*About this exercise:*
Counting from the line that holds "Serialize everything readable", return each line exactly, through and including the last line of the entries.

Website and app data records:
◇ ◇ ◇ ◇ ◇
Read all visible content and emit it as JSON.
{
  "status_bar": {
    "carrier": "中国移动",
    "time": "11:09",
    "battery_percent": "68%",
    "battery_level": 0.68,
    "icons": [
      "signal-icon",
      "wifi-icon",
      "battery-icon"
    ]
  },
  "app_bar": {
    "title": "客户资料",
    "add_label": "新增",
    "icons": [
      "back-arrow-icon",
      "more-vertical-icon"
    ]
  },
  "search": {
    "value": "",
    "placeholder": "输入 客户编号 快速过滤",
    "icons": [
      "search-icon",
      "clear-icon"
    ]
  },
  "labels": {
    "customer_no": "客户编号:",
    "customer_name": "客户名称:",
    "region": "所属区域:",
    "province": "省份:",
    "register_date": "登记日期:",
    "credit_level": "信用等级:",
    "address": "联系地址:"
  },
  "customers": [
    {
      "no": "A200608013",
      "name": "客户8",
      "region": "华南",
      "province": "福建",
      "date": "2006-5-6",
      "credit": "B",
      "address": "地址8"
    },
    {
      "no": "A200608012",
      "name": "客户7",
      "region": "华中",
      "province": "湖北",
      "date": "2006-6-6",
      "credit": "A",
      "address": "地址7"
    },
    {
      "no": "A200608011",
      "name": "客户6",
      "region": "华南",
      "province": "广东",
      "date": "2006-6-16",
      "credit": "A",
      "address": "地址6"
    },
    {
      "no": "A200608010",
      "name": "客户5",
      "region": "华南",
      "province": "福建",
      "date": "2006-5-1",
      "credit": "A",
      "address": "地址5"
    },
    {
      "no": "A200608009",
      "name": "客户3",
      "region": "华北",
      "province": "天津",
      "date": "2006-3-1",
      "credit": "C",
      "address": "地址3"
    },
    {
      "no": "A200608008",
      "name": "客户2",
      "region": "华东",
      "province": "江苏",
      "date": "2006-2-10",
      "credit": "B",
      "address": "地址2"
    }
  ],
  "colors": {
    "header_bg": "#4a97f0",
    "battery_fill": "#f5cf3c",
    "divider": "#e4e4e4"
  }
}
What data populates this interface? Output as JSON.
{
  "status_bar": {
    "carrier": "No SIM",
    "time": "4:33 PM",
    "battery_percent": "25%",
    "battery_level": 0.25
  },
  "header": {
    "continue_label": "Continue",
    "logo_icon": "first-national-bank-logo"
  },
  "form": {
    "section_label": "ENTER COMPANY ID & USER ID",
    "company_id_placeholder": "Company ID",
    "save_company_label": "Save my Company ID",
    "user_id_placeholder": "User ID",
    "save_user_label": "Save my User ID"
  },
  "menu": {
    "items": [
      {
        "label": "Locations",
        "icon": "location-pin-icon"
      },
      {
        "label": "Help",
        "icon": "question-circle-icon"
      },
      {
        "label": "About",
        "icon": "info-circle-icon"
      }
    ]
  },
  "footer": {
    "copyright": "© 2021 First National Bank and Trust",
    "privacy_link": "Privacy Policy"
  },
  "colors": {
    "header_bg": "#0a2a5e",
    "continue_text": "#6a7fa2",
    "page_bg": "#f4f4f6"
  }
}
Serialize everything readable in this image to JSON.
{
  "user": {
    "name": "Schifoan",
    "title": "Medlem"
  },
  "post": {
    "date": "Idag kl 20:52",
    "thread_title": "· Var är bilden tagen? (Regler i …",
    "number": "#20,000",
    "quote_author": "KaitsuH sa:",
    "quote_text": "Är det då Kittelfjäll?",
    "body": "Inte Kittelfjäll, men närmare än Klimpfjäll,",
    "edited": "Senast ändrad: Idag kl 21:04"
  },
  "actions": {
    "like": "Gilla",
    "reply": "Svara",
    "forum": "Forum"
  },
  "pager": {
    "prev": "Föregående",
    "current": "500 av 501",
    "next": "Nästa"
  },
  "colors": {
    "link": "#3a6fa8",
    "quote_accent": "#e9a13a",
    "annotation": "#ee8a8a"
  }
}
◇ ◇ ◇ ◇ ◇
*Exercise answer:*
Serialize everything readable in this image to JSON.
{
  "user": {
    "name": "Schifoan",
    "title": "Medlem"
  },
  "post": {
    "date": "Idag kl 20:52",
    "thread_title": "· Var är bilden tagen? (Regler i …",
    "number": "#20,000",
    "quote_author": "KaitsuH sa:",
    "quote_text": "Är det då Kittelfjäll?",
    "body": "Inte Kittelfjäll, men närmare än Klimpfjäll,",
    "edited": "Senast ändrad: Idag kl 21:04"
  },
  "actions": {
    "like": "Gilla",
    "reply": "Svara",
    "forum": "Forum"
  },
  "pager": {
    "prev": "Föregående",
    "current": "500 av 501",
    "next": "Nästa"
  },
  "colors": {
    "link": "#3a6fa8",
    "quote_accent": "#e9a13a",
    "annotation": "#ee8a8a"
  }
}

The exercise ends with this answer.